More on turnover in state houses

Karl Kurtz of The Thicket provides some additional information on legislative turnover rates in state houses.

Wisconsin absentee ballot returns?

I found absentee ballot counts in Dane County, WI but I don’t have the energy to search all the other townships and counties in the state.  There are  lots of reports of heavy absentee voting in the recall election, which could be a result of mobilization efforts, or could mean that Wisconsin voters have made up their minds, or both.

It would be nice if the Govt Accountability Board posted something on their website.   The recall election page is here but there are no returns.

Oregonians finally notice that voting by mail doesn’t necessarily mean by mail

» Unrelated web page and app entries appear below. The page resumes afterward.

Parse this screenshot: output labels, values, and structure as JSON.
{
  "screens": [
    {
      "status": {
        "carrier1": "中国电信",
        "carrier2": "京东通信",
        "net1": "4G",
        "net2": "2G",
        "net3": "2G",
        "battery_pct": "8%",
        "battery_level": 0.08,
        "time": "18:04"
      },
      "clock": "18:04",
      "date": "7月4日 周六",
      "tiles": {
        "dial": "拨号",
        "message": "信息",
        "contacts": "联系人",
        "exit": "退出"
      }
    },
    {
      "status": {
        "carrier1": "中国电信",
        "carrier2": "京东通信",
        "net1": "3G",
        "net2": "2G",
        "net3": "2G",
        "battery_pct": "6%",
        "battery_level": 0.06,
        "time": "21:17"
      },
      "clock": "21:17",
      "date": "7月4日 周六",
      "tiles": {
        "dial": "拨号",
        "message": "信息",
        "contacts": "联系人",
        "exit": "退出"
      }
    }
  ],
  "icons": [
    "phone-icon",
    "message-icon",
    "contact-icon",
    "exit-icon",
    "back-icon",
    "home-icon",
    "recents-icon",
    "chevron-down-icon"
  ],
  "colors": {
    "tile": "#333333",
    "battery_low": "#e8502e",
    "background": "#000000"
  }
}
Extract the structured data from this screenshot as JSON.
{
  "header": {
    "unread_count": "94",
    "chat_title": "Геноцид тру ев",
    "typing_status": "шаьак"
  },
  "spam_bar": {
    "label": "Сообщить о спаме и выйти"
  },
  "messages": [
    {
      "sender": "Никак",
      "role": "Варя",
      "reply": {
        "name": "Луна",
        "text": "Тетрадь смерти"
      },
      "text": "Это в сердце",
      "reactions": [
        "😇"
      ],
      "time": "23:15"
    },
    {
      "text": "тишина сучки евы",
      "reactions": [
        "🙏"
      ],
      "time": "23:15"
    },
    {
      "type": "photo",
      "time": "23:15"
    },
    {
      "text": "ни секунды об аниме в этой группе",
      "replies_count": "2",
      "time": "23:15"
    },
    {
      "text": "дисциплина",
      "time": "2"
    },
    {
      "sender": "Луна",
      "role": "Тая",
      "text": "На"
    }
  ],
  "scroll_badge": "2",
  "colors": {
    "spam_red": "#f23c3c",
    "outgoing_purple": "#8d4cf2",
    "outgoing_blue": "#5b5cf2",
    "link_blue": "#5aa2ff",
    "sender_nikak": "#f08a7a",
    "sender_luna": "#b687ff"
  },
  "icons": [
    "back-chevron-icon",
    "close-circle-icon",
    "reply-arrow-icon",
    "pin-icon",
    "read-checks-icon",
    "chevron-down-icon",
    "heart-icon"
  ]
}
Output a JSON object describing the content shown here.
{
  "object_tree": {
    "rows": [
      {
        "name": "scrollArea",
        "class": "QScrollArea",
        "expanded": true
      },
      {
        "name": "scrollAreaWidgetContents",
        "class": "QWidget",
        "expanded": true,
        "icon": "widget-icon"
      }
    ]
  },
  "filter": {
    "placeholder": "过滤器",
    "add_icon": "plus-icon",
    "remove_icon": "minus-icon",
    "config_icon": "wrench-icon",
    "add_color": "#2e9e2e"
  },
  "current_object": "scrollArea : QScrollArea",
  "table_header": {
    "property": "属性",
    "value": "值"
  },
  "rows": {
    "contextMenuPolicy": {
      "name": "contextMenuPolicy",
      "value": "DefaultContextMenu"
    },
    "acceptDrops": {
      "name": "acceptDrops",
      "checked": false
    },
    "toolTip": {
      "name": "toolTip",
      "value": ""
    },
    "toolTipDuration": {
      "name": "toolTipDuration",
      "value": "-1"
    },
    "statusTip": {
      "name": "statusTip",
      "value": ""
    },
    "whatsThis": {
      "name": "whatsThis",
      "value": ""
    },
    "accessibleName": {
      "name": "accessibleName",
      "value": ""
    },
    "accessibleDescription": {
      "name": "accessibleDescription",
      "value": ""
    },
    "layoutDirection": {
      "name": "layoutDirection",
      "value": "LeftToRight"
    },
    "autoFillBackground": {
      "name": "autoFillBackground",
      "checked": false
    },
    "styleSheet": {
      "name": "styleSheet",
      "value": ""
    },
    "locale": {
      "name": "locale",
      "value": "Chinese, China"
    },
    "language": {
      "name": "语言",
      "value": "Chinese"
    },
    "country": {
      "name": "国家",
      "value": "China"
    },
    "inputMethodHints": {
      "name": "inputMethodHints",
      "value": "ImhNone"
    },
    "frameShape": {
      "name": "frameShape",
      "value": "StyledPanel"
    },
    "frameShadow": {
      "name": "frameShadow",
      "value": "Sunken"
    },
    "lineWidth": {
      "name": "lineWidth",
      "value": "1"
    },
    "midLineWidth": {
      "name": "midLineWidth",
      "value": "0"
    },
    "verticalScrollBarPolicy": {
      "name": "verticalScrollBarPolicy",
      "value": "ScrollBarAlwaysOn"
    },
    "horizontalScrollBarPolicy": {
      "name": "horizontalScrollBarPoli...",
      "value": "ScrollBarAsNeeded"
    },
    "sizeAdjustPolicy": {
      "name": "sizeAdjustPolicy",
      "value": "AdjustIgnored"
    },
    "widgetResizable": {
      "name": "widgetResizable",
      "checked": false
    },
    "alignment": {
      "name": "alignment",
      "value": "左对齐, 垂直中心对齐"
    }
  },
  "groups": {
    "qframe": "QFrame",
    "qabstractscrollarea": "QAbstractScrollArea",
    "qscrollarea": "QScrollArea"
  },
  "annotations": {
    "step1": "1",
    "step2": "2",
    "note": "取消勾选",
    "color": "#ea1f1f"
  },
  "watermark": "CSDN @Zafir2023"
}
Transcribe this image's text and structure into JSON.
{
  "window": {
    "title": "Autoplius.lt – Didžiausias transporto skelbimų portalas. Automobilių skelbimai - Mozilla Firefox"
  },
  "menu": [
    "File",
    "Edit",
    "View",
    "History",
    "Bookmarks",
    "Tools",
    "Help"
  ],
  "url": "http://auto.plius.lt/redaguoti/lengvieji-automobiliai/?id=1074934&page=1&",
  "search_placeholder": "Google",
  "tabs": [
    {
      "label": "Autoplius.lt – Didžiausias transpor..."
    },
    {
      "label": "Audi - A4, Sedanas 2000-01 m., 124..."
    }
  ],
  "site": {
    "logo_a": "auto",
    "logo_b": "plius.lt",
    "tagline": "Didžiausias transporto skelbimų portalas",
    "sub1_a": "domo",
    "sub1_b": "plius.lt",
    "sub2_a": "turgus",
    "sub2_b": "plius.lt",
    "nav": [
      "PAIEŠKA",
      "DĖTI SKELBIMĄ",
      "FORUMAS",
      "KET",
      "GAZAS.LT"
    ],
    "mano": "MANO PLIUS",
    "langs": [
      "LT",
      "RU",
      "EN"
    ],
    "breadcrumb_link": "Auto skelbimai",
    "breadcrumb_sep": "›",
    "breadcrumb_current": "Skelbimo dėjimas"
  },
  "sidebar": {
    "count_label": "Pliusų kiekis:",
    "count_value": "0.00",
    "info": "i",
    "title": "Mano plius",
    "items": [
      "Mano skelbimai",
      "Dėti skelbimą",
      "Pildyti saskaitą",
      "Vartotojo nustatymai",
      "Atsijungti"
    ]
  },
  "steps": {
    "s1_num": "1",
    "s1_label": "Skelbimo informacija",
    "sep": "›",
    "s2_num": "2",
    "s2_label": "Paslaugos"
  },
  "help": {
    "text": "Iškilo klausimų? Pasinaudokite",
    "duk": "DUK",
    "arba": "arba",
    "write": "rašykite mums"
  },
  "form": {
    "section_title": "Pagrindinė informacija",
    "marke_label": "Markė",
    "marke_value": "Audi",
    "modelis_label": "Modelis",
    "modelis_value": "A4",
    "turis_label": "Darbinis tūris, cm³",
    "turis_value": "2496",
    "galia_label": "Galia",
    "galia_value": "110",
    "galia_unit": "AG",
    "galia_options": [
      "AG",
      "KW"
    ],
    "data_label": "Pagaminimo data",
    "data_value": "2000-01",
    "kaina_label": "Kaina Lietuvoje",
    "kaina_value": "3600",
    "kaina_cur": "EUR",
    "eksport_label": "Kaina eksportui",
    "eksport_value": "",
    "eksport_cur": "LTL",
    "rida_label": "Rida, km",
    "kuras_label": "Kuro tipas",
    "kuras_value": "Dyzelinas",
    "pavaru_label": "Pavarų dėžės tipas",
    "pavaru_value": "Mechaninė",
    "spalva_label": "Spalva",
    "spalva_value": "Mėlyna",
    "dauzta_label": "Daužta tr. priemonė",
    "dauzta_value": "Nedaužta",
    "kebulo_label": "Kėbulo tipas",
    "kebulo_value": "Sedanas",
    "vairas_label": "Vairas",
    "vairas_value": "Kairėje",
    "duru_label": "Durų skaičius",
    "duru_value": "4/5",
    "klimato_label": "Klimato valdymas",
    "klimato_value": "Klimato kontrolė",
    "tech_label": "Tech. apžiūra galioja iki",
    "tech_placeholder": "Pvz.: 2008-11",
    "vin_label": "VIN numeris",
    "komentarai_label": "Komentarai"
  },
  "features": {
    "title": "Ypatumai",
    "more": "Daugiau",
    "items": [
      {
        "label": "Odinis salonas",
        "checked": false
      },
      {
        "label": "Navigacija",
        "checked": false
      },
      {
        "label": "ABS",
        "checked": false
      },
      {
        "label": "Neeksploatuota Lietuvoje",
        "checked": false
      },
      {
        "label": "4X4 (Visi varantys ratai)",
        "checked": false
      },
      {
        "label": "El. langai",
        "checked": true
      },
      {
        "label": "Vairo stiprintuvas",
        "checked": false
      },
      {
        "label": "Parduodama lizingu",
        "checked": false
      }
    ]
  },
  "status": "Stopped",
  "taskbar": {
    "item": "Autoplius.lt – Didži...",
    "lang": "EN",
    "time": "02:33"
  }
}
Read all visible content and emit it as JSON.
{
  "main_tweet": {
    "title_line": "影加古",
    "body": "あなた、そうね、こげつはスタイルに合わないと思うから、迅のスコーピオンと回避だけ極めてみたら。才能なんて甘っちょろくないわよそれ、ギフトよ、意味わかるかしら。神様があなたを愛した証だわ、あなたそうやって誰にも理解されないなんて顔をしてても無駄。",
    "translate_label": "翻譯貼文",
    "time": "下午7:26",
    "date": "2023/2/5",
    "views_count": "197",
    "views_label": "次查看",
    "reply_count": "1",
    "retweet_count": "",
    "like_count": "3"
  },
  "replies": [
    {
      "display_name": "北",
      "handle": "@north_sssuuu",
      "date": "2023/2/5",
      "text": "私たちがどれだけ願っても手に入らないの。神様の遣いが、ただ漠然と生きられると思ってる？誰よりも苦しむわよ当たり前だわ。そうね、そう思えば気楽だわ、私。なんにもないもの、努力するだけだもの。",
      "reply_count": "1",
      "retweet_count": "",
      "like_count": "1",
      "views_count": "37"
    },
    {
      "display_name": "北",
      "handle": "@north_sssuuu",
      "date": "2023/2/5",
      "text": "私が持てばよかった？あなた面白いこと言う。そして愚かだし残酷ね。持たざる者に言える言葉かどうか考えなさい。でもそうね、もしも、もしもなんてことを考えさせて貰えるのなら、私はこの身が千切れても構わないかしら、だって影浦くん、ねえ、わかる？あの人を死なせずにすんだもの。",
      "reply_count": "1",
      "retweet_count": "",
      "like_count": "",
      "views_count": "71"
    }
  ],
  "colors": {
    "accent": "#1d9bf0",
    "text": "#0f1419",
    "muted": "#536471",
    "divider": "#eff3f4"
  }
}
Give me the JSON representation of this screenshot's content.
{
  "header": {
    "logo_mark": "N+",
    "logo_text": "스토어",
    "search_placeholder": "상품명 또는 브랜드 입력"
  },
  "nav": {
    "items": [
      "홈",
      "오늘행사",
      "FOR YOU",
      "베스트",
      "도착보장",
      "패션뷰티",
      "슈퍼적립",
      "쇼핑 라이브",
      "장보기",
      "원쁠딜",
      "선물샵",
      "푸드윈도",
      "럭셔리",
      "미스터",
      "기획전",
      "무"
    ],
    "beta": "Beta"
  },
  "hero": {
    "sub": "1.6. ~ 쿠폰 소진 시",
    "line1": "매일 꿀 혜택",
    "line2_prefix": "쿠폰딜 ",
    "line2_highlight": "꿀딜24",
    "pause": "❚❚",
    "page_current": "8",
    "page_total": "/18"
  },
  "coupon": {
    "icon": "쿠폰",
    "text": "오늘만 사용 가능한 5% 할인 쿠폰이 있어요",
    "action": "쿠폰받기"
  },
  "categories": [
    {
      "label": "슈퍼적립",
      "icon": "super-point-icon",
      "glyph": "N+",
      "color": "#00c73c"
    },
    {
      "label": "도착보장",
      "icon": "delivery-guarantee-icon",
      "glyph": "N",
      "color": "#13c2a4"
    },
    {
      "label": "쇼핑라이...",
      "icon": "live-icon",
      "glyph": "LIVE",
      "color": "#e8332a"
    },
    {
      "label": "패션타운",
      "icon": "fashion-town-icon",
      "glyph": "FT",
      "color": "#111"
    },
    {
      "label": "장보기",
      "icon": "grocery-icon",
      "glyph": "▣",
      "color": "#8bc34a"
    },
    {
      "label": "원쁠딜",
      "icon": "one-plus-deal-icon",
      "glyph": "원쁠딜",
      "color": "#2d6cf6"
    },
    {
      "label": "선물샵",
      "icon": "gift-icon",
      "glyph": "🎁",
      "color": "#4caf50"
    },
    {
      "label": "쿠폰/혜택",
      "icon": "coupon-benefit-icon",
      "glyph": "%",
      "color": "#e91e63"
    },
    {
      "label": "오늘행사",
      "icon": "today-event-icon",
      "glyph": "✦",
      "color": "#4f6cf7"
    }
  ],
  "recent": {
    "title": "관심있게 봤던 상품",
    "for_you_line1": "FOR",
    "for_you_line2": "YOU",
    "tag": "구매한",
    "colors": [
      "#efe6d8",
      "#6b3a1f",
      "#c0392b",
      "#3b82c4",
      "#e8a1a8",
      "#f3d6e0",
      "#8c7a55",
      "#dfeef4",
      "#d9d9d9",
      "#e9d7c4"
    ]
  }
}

Candidate Support by Result Reports, Portland Mayors Race

(Graphic courtesy of Kari Chisholm, BlueOregon.com).

I have noted in the past that a substantial percentage of Oregon ballots are hand delivered by voters to county offices or satellite drop boxes on election day.

The state’s major paper, the Oregonian, seems to have finally taken note of this trend, likely because in the most recent mayoral contest, the first returns were based primarily on “by mail” ballots while the final returns included ballots dropped off on election day.  The results were quite different.  Early returns indicated that Charlie Hales was ahead by as many as 10 points over Jefferson Smith, while the final returns showed them apart by only 4.4% (37.2% to 32.9%).

Final returns are here and the hour by hour reports are here (scroll down to view reports 1-10).

There has been some local speculation about what this indicates about who supports Smith (young voters?  late deciders?) and how his GOTV operation worked.

What’s interesting to me as a scholar of early voting, however, is what this shows about the voting by mail system.  Observers who are less knowledgable about VBM describe the system as if every ballot came through the postal service, but election officials in Oregon, Washington, California, and other states know that a significant number of “by mail” voters still hold their ballot until the end and deliver it “in person” on election day.

Size matters. And so do a lot of other things.

I appreciated Doug Chapin’s posting about David Kimball (FULL professor now, folks) and Brady Baybeck’s paper titled “Size Matters in Election Administration“, presented at OSU Moritz School of Law’s “HAVA at 10” conference.

I’ll leave you to Doug’s posting for the nitty gritty, but I wanted to add an important thought for anyone who does comparative election study in the United States: because “size matters” so much in the U.S., a lot of other things matter as well, and it’s vital to take them all into account. It may be the case that large jurisdictions face different problems than small jurisdictions.

But it’s not enough to just show that large jurisdictions process, for example, 89% of the provisional ballots cast in the U.S., because large jurisdictions also 63% of the voters.  It’s the difference between the two–89%-63%–that is the quantity of interest. Furthermore, it may not be “size” that matters, but other things that covary with size: number of lower income voters, number of Latino voters, or the number of mobile voters.

My first takeaway from Kimball and Baybeck was: excellent first take at the disparate situation faced by jurisdictions in the U.S.

And my second takeaway was:  someone out there needs to connect the characteristics of LEO’s, jurisdictions, states, and citizens to really help disentangle these effects.  This is a great next project for some enterprising graduate student at CalTech, MIT, University of Maryland, Ohio State, University of Minnesota, University of Utah, or University of Missouri-St Louis (to name a few of the usual suspects!).

Candidates for MT Sec’y of State oppose same day registration, voting by mail

As reported in today’ Helena Record.

I’m not clear whether or not this race is competitive for the GOP, but if any have a good chance to be the next SoS of Montana, I hope they will look closely at the empirical evidence on SDR/EDR, vote by mail, voter turnout and vote fraud.

There are good reasons to oppose voting my mail–it removes ballots from the hands of government officials, it lengthens the voting period, it increases voter error (overvotes and undervotes).  While the amount of voter fraud is miniscule, it’s also the case that most notable cases of fraud are associated with absentee ballots.  However, states with VBM have experienced almost no fraud, have very high voter turnout, and lots of citizen engagement in elections.

I can see no reason for the candidates to oppose same day registration, which has been consistently shown to be cost effective and consistently shows a substantial positive impact on voter turnout.  There is no evidence of a partisan advantage to same day registration.  All this information comes from the Nat’l Conference on State Legislatures, as about a non-partisan source on these matters as one would want: http://www.ncsl.org/legislatures-elections/elections/same-day-registration.aspx

NYU Journal of Legislation and Public Policy dedicated to elections and election law

Volume 15, Issue 2 of the NYU Journal of Legislation and Public Policy has some interesting articles on Citizens United and election law.  You can peruse the volume here: http://www.law.nyu.edu/journals/legislation/issues/Volume15Number2/index.htm